With phase three of the roadmap out of lockdown looming, 17 May could not come any sooner for those looking to go on international holiday vacations.

Skyrocketing flight prices

But as Boris Johnson prepares to announce which countries will make it into its travel green list—allowing Brits to travel without severe restrictions such as having to quarantine to and back—plane ticket prices have skyrocketed.

Flights to popular vacation hotspots such as Malta, Iceland, Israel and Gibraltar have seen an increase in prices since rumours have started going around that Brits would soon be able to travel quarantine-free.

Portuguese resorts have also seen their prices double just in time for the big reveal. The airline, British Airways, has recently upped their prices from Heathrow to the Algarve in Portugal for all dates starting 17 May (£530) compared to flights flying the same route two days earlier (£234).

Travel is necessary to boost the economy
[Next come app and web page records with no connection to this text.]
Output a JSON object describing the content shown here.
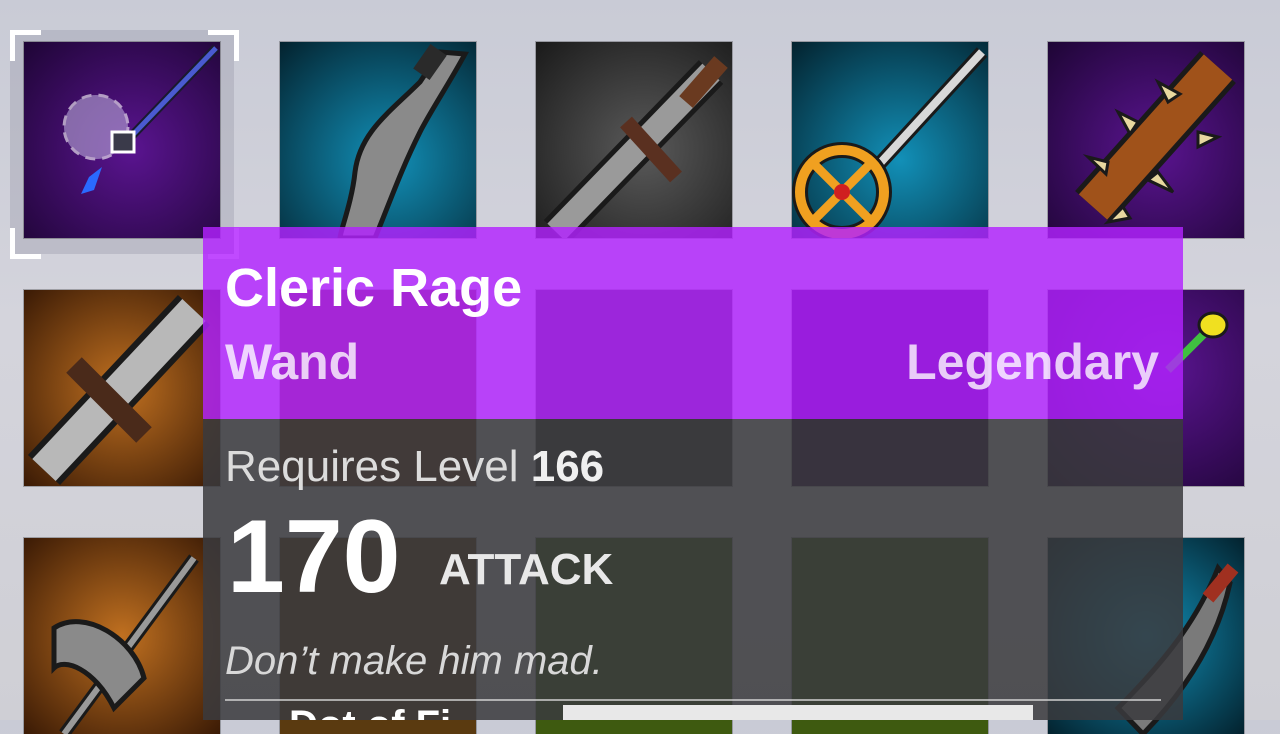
{
  "inventory": {
    "selected_slot": 0,
    "slots": [
      {
        "name": "Cleric Rage",
        "icon": "wand-icon",
        "bg": "#3a0a5e"
      },
      {
        "name": "",
        "icon": "curved-blade-icon",
        "bg": "#0c6a8a"
      },
      {
        "name": "",
        "icon": "broadsword-icon",
        "bg": "#3a3a3a"
      },
      {
        "name": "",
        "icon": "sun-staff-icon",
        "bg": "#0c6a8a"
      },
      {
        "name": "",
        "icon": "spiked-club-icon",
        "bg": "#3a0a5e"
      },
      {
        "name": "",
        "icon": "greatsword-icon",
        "bg": "#8a4a10"
      },
      {
        "name": "",
        "icon": "sword-icon",
        "bg": "#8a4a10"
      },
      {
        "name": "",
        "icon": "trident-icon",
        "bg": "#3a3a3a"
      },
      {
        "name": "",
        "icon": "hammer-icon",
        "bg": "#3a0a5e"
      },
      {
        "name": "",
        "icon": "gem-staff-icon",
        "bg": "#3a0a5e"
      },
      {
        "name": "",
        "icon": "axe-icon",
        "bg": "#8a4a10"
      },
      {
        "name": "",
        "icon": "battleaxe-icon",
        "bg": "#5a3a10"
      },
      {
        "name": "",
        "icon": "axe-icon",
        "bg": "#3e5a10"
      },
      {
        "name": "",
        "icon": "sword-icon",
        "bg": "#3e5a10"
      },
      {
        "name": "",
        "icon": "scimitar-icon",
        "bg": "#0c6a8a"
      }
    ]
  },
  "tooltip": {
    "name": "Cleric Rage",
    "type": "Wand",
    "rarity": "Legendary",
    "requires_label": "Requires Level",
    "requires_level": "166",
    "attack_value": "170",
    "attack_label": "ATTACK",
    "flavor": "Don’t make him mad.",
    "next_line": "Dot of Fi",
    "header_color": "#b222ff"
  }
}
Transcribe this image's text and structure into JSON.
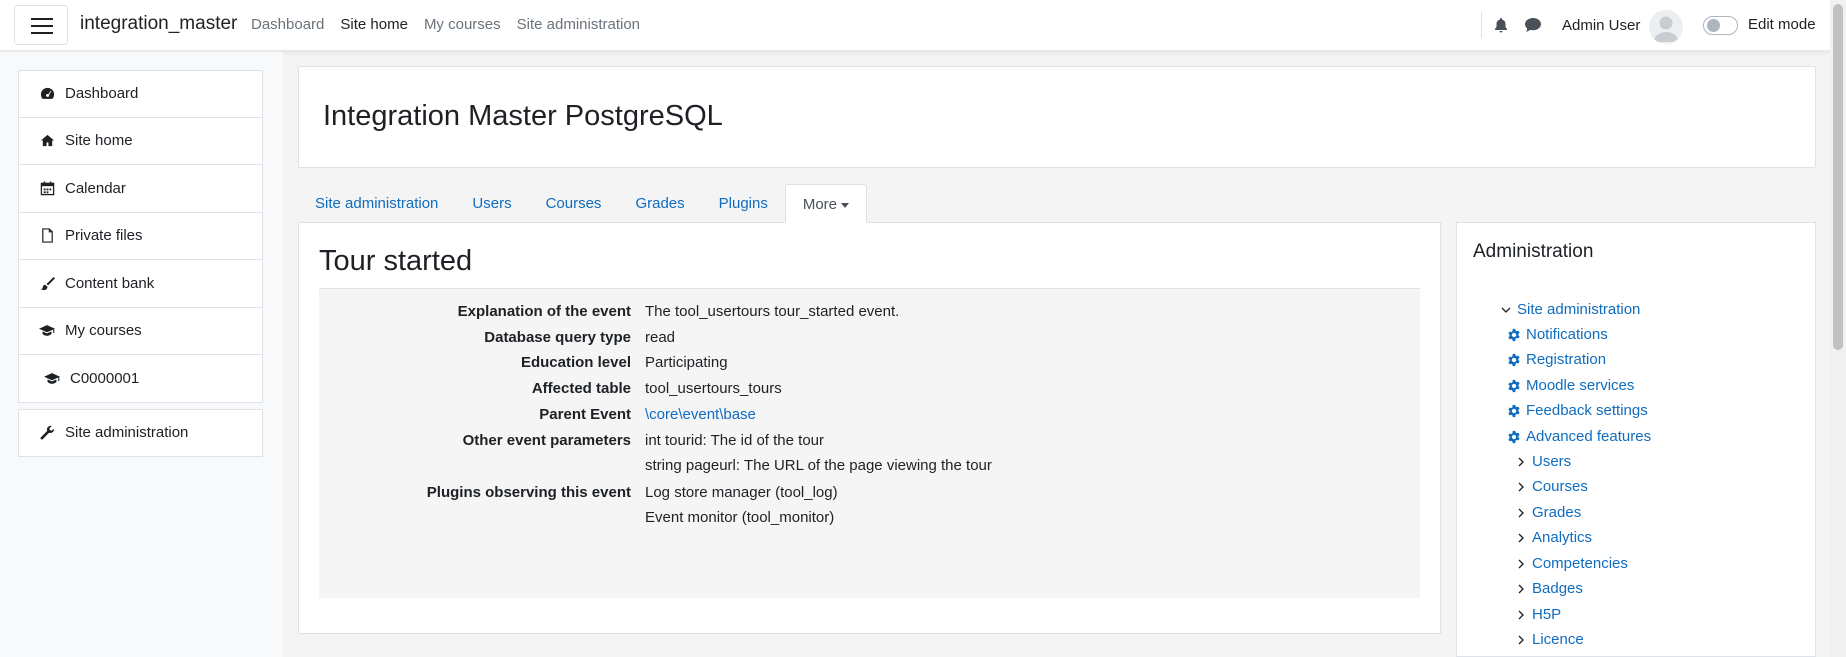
{
  "navbar": {
    "brand": "integration_master",
    "links": [
      {
        "label": "Dashboard",
        "active": false
      },
      {
        "label": "Site home",
        "active": true
      },
      {
        "label": "My courses",
        "active": false
      },
      {
        "label": "Site administration",
        "active": false
      }
    ],
    "user_name": "Admin User",
    "edit_mode_label": "Edit mode"
  },
  "left_nav": {
    "items": [
      {
        "label": "Dashboard",
        "icon": "dashboard-icon"
      },
      {
        "label": "Site home",
        "icon": "home-icon"
      },
      {
        "label": "Calendar",
        "icon": "calendar-icon"
      },
      {
        "label": "Private files",
        "icon": "file-icon"
      },
      {
        "label": "Content bank",
        "icon": "paintbrush-icon"
      },
      {
        "label": "My courses",
        "icon": "graduation-cap-icon"
      },
      {
        "label": "C0000001",
        "icon": "graduation-cap-icon"
      }
    ],
    "admin_item": {
      "label": "Site administration",
      "icon": "wrench-icon"
    }
  },
  "page_header": {
    "title": "Integration Master PostgreSQL"
  },
  "tabs": [
    {
      "label": "Site administration"
    },
    {
      "label": "Users"
    },
    {
      "label": "Courses"
    },
    {
      "label": "Grades"
    },
    {
      "label": "Plugins"
    },
    {
      "label": "More",
      "active": true
    }
  ],
  "main": {
    "title": "Tour started",
    "rows": [
      {
        "key": "Explanation of the event",
        "value": "The tool_usertours tour_started event."
      },
      {
        "key": "Database query type",
        "value": "read"
      },
      {
        "key": "Education level",
        "value": "Participating"
      },
      {
        "key": "Affected table",
        "value": "tool_usertours_tours"
      },
      {
        "key": "Parent Event",
        "value": "\\core\\event\\base",
        "link": true
      },
      {
        "key": "Other event parameters",
        "value": "int tourid: The id of the tour"
      },
      {
        "key": "",
        "value": "string pageurl: The URL of the page viewing the tour"
      },
      {
        "key": "Plugins observing this event",
        "value": "Log store manager (tool_log)"
      },
      {
        "key": "",
        "value": "Event monitor (tool_monitor)"
      }
    ]
  },
  "admin_block": {
    "title": "Administration",
    "root": "Site administration",
    "gear_items": [
      "Notifications",
      "Registration",
      "Moodle services",
      "Feedback settings",
      "Advanced features"
    ],
    "collapsed_items": [
      "Users",
      "Courses",
      "Grades",
      "Analytics",
      "Competencies",
      "Badges",
      "H5P",
      "Licence"
    ]
  },
  "colors": {
    "link": "#0f6cbf",
    "text": "#1d2125",
    "muted": "#6a737b"
  }
}
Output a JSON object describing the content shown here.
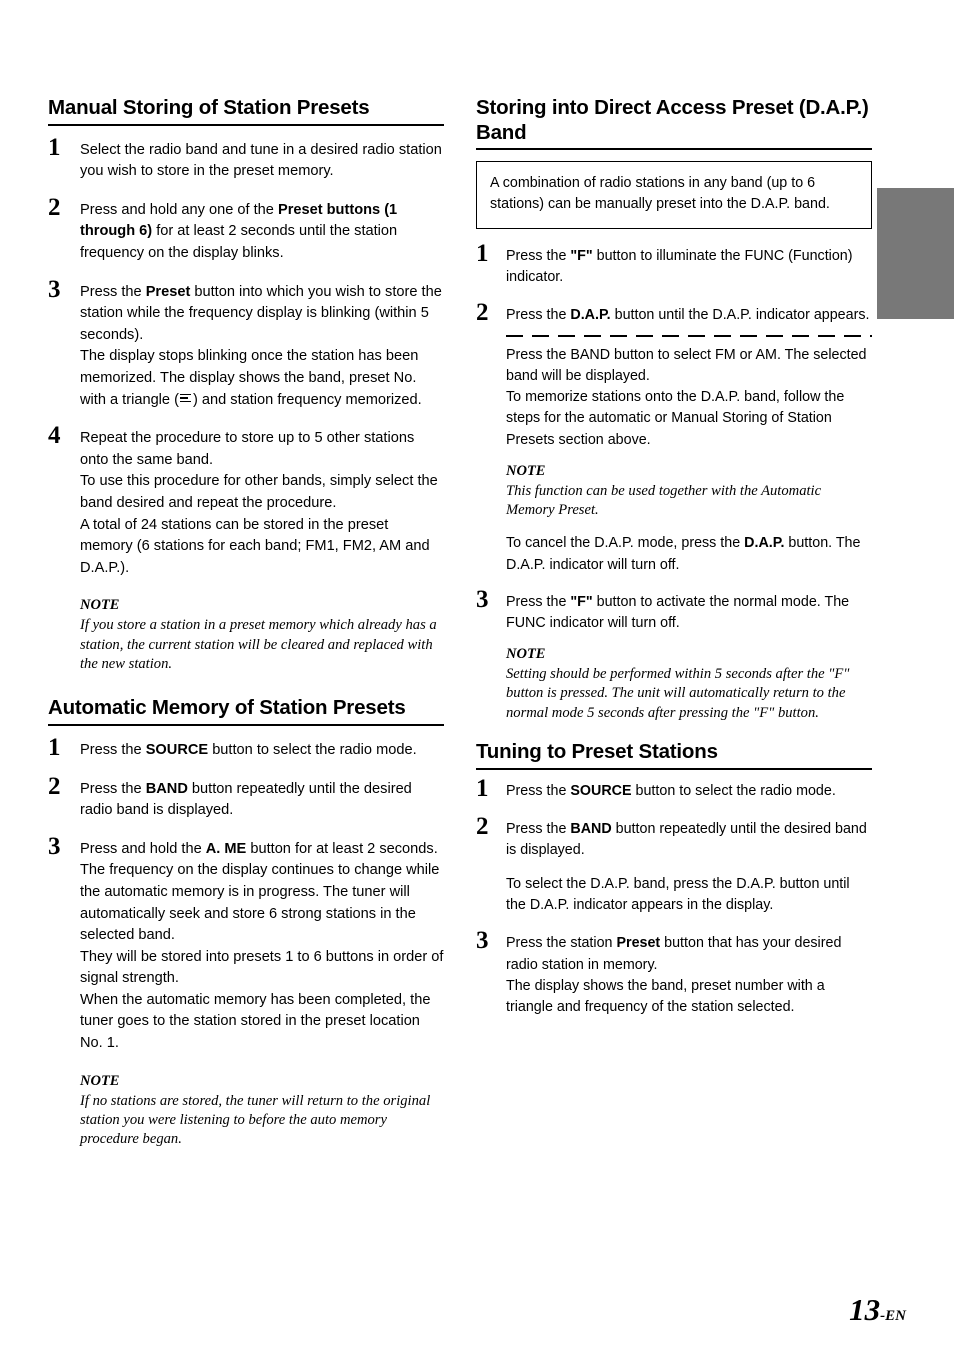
{
  "page": {
    "folio_number": "13",
    "folio_suffix": "-EN",
    "edge_tab_color": "#787878"
  },
  "left_column": {
    "sections": [
      {
        "heading": "Manual Storing of Station Presets",
        "steps": [
          {
            "number": "1",
            "paragraphs": [
              "Select the radio band and tune in a desired radio station you wish to store in the preset memory."
            ]
          },
          {
            "number": "2",
            "rich": true,
            "text_parts": [
              "Press and hold any one of the ",
              "Preset buttons (1 through 6)",
              " for at least 2 seconds until the station frequency on the display blinks."
            ]
          },
          {
            "number": "3",
            "rich": true,
            "text_parts": [
              "Press the ",
              "Preset",
              " button into which you wish to store the station while the frequency display is blinking (within 5 seconds)."
            ],
            "continuation_pre": "The display stops blinking once the station has been memorized. The display shows the band, preset No. with a triangle (",
            "continuation_post": ") and station frequency memorized."
          },
          {
            "number": "4",
            "paragraphs": [
              "Repeat the procedure to store up to 5 other stations onto the same band.",
              "To use this procedure for other bands, simply select the band desired and repeat the procedure.",
              "A total of 24 stations can be stored in the preset memory (6 stations for each band; FM1, FM2, AM and D.A.P.)."
            ]
          }
        ],
        "note": {
          "title": "NOTE",
          "body": "If you store a station in a preset memory which already has a station, the current station will be cleared and replaced with the new station."
        }
      },
      {
        "heading": "Automatic Memory of Station Presets",
        "steps": [
          {
            "number": "1",
            "rich": true,
            "text_parts": [
              "Press the ",
              "SOURCE",
              " button to select the radio mode."
            ]
          },
          {
            "number": "2",
            "rich": true,
            "text_parts": [
              "Press the ",
              "BAND",
              " button repeatedly until the desired radio band is displayed."
            ]
          },
          {
            "number": "3",
            "rich": true,
            "text_parts": [
              "Press and hold the ",
              "A. ME",
              " button for at least 2 seconds."
            ],
            "paragraphs": [
              "The frequency on the display continues to change while the automatic memory is in progress. The tuner will automatically seek and store 6 strong stations in the selected band.",
              "They will be stored into presets 1 to 6 buttons in order of signal strength.",
              "When the automatic memory has been completed, the tuner goes to the station stored in the preset location No. 1."
            ]
          }
        ],
        "note": {
          "title": "NOTE",
          "body": "If no stations are stored, the tuner will return to the original station you were listening to before the auto memory procedure began."
        }
      }
    ]
  },
  "right_column": {
    "sections": [
      {
        "heading": "Storing into Direct Access Preset (D.A.P.) Band",
        "boxed_text": "A combination of radio stations in any band (up to 6 stations) can be manually preset into the D.A.P. band.",
        "steps": [
          {
            "number": "1",
            "rich": true,
            "text_parts": [
              "Press the ",
              "\"F\"",
              " button to illuminate the FUNC (Function) indicator."
            ]
          },
          {
            "number": "2",
            "rich": true,
            "text_parts": [
              "Press the ",
              "D.A.P.",
              " button until the D.A.P. indicator appears."
            ],
            "after_dash_paragraphs": [
              "Press the BAND button to select FM or AM. The selected band will be displayed.",
              "To memorize stations onto the D.A.P. band, follow the steps for the automatic or Manual Storing of Station Presets section above."
            ],
            "note": {
              "title": "NOTE",
              "body": "This function can be used together with the Automatic Memory Preset."
            },
            "cancel_parts": [
              "To cancel the D.A.P. mode, press the ",
              "D.A.P.",
              " button. The D.A.P. indicator will turn off."
            ]
          },
          {
            "number": "3",
            "rich": true,
            "text_parts": [
              "Press the ",
              "\"F\"",
              " button to activate the normal mode. The FUNC indicator will turn off."
            ],
            "note": {
              "title": "NOTE",
              "body": "Setting should be performed within 5 seconds after the \"F\" button is pressed. The unit will automatically return to the normal mode 5 seconds after pressing the \"F\" button."
            }
          }
        ]
      },
      {
        "heading": "Tuning to Preset Stations",
        "steps": [
          {
            "number": "1",
            "rich": true,
            "text_parts": [
              "Press the ",
              "SOURCE",
              " button to select the radio mode."
            ]
          },
          {
            "number": "2",
            "rich": true,
            "text_parts": [
              "Press the ",
              "BAND",
              " button repeatedly until the desired band is displayed."
            ],
            "gap_paragraph": "To select the D.A.P. band, press the D.A.P. button until the D.A.P. indicator appears in the display."
          },
          {
            "number": "3",
            "rich": true,
            "text_parts": [
              "Press the station ",
              "Preset",
              " button that has your desired radio station in memory."
            ],
            "paragraphs": [
              "The display shows the band, preset number with a triangle and frequency of the station selected."
            ]
          }
        ]
      }
    ]
  }
}
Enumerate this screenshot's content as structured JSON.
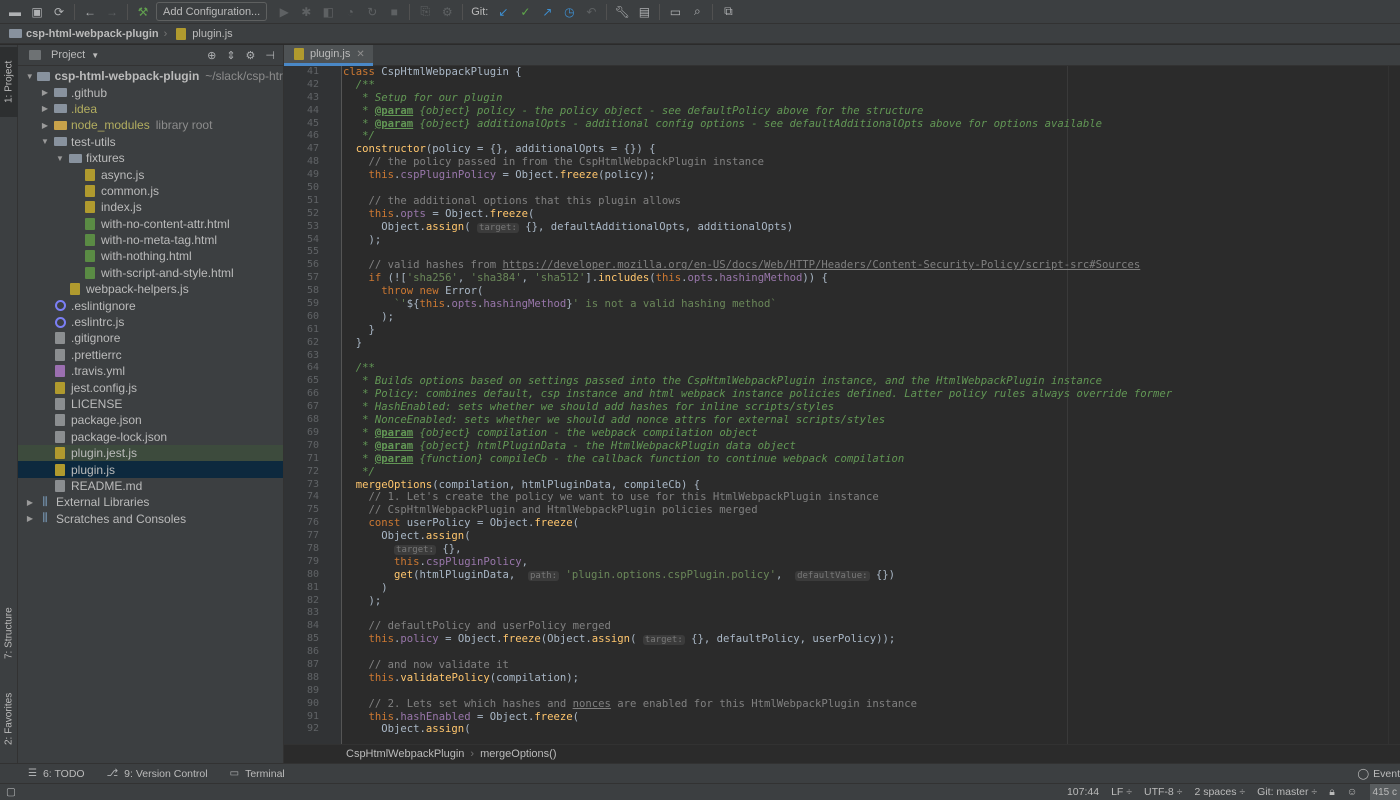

But this might prove to make it harder for the travel industry to gain momentum and boost sales after more than a year of plummeting financial activity. David Jones, former Secretary of State for Wales, explains the importance of the aviation and travel industries for the country's economy, saying:

Aviation and the travel industry are major elements of the country's economy and should be supported by speeding up the lifting of travel restrictions.


The government should also—consistent with safety—ensure that as many holiday destinations as possible are put on the green list. British people are keen travellers and the time has come to restore their freedom.

But others are also commenting that although the travel industry is a key player to boost the economy, the green list must be meticulously compiled to avoid further outbreaks from occurring. Former transport minister, Theresa Villiers, explained:

The green list needs to be based on a rigorous scrutiny of the evidence to ensure we don't jeopardise the huge success of the vaccination programme. But as popular holiday destinations see case numbers falling, there should be some headroom to start to safely lift travel restrictions.
Which green and amber-list countries can we actually travel to? Which green and amber-list countries can we actually travel to?